The idea first surfaced in the 1970s, although the global economy has since changed. Dissatisfaction with the current administration of welfare systems has also contributed to reigniting new inquiries. Basic income is capturing political imaginations across Canada.
Basic income is also known as guaranteed minimum income, universal income, guaranteed annual income, or a negative income tax.
It is essentially a social policy that would supplement various welfare programs by providing a baseline amount of money to all citizens, regardless of whether they work or meet a means test.
This streamlined approach would replace existing social assistance programs, and would provide much-needed income security for the increasing numbers of Canadians in precarious and part-time work.
Many correlate a new understanding of demographics as the reason behind seeing minimum income as a poverty reduction tool, with an emphasis on providing impoverished families upward mobility.
If designed correctly, it should also eliminate some of the perverse incentives of the “welfare wall” that institutionalize poverty in Canada.

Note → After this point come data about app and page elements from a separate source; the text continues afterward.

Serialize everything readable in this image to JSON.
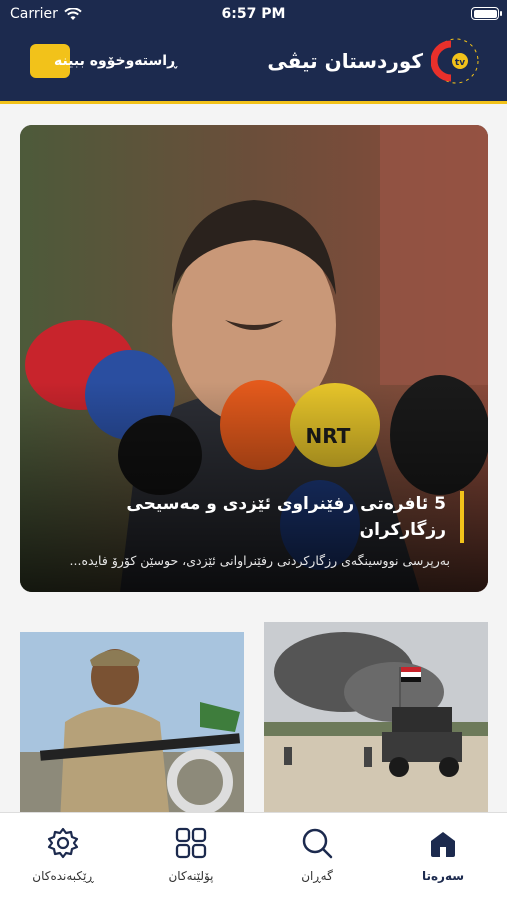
{
  "status": {
    "carrier": "Carrier",
    "time": "6:57 PM"
  },
  "header": {
    "brand_name": "کوردستان تیڤی",
    "live_label": "ڕاستەوخۆوە ببینە",
    "accent_color": "#f2c21a",
    "bg_color": "#1c2a4e"
  },
  "feature": {
    "title": "5 ئافرەتی رفێنراوی ئێزدی و مەسیحی رزگارکران",
    "subtitle": "بەرپرسی نووسینگەی رزگارکردنی رفێنراوانی ئێزدی، حوسێن کۆرۆ فایدە..."
  },
  "tabs": [
    {
      "id": "home",
      "label": "سەرەتا",
      "icon": "home-icon",
      "active": true
    },
    {
      "id": "search",
      "label": "گەڕان",
      "icon": "search-icon",
      "active": false
    },
    {
      "id": "categories",
      "label": "پۆلێنەکان",
      "icon": "grid-icon",
      "active": false
    },
    {
      "id": "settings",
      "label": "ڕێکبەندەکان",
      "icon": "gear-icon",
      "active": false
    }
  ]
}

The election of the new Liberal government has certainly transpired new such changes, as many speculate that it is because of a new government in power that the idea of basic income is being entertained by not only politicians, but the general public as well.
The Liberal government adopted a resolution to create a basic annual income during its 2014 policy convention. Liberal-appointed Senator Art Eggleton recently put forward a motion calling on the federal government to sponsor a pilot project to study the idea, and it was announced that Ontario’s provincial budget included funds for a basic income pilot project.

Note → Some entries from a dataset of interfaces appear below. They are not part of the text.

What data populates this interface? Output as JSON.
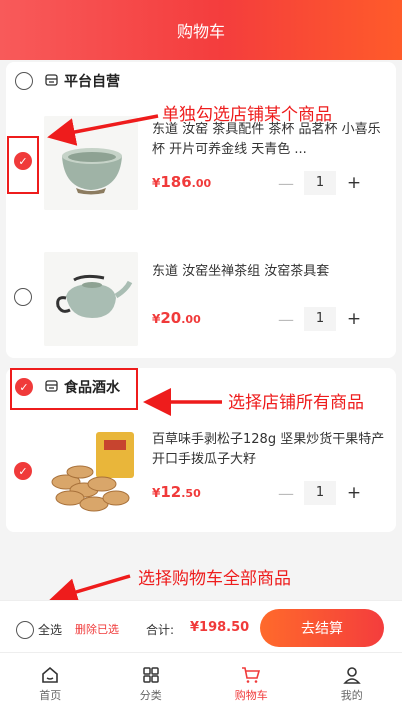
{
  "header": {
    "title": "购物车"
  },
  "shops": [
    {
      "name": "平台自营",
      "items": [
        {
          "name": "东道 汝窑 茶具配件 茶杯 品茗杯 小喜乐杯 开片可养金线 天青色 ...",
          "price_int": "186",
          "price_dec": ".00",
          "qty": "1",
          "checked": true
        },
        {
          "name": "东道 汝窑坐禅茶组 汝窑茶具套",
          "price_int": "20",
          "price_dec": ".00",
          "qty": "1",
          "checked": false
        }
      ]
    },
    {
      "name": "食品酒水",
      "items": [
        {
          "name": "百草味手剥松子128g 坚果炒货干果特产开口手拨瓜子大籽",
          "price_int": "12",
          "price_dec": ".50",
          "qty": "1",
          "checked": true
        }
      ]
    }
  ],
  "currency": "¥",
  "annotations": {
    "item": "单独勾选店铺某个商品",
    "shop": "选择店铺所有商品",
    "all": "选择购物车全部商品"
  },
  "footer": {
    "select_all": "全选",
    "delete": "删除已选",
    "total_label": "合计:",
    "total_value": "¥198.50",
    "checkout": "去结算"
  },
  "tabs": [
    {
      "label": "首页",
      "icon": "home-icon"
    },
    {
      "label": "分类",
      "icon": "category-icon"
    },
    {
      "label": "购物车",
      "icon": "cart-icon"
    },
    {
      "label": "我的",
      "icon": "user-icon"
    }
  ],
  "colors": {
    "accent": "#f03a3a",
    "annotation": "#ee1c1c"
  }
}
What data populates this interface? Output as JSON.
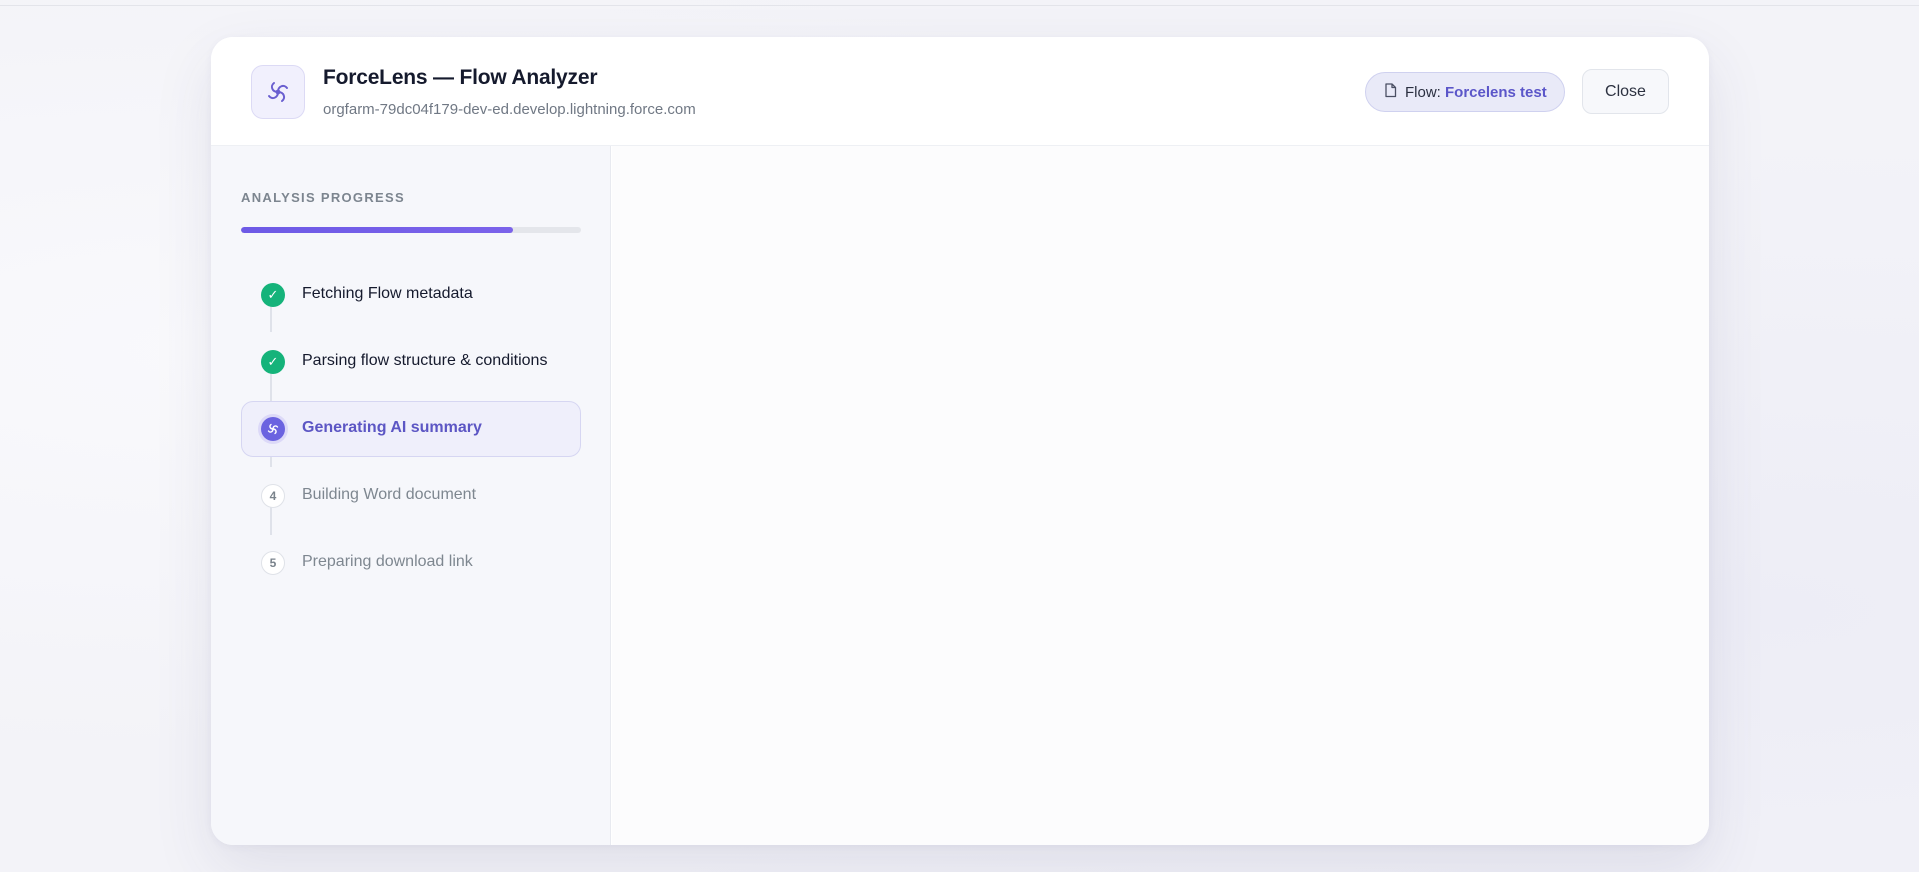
{
  "header": {
    "title": "ForceLens — Flow Analyzer",
    "subtitle": "orgfarm-79dc04f179-dev-ed.develop.lightning.force.com",
    "app_icon": "spiral-logo-icon",
    "flow_prefix": "Flow:",
    "flow_name": "Forcelens test",
    "flow_icon": "document-icon",
    "close_label": "Close"
  },
  "sidebar": {
    "section_label": "ANALYSIS PROGRESS",
    "progress_percent": 80,
    "steps": [
      {
        "status": "done",
        "marker": "✓",
        "label": "Fetching Flow metadata"
      },
      {
        "status": "done",
        "marker": "✓",
        "label": "Parsing flow structure & conditions"
      },
      {
        "status": "active",
        "marker": "",
        "label": "Generating AI summary"
      },
      {
        "status": "pending",
        "marker": "4",
        "label": "Building Word document"
      },
      {
        "status": "pending",
        "marker": "5",
        "label": "Preparing download link"
      }
    ]
  },
  "colors": {
    "accent": "#6b63e0",
    "success": "#15b37a",
    "progress": "#6d5ae6",
    "link": "#5b56c9"
  }
}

The Mincome pilot in Manitoba in the 1970s, found that a basic income guarantee (BIG) did not cause people to stop working and that poverty is the biggest determinant of health.
“As such, we should expect to see significant improvements in health among recipients of a basic income. For example, the Mincome data showed that under a BIG, hospital visits dropped by 8.5 per cent. This included fewer emergency room visits from car crashes and domestic abuse, and fewer mental health visits,” as shown by the Mincome data.
Among other factors, the diversity of the Ontario province should be considered in terms of inner city, rural and suburban populations, and also take into account the province’s social and cultural diversity.
The Ontario government’s plans to pilot a BIG should be applauded, as the implementation will alleviate socio-economic barriers that the most vulnerable face in our communities.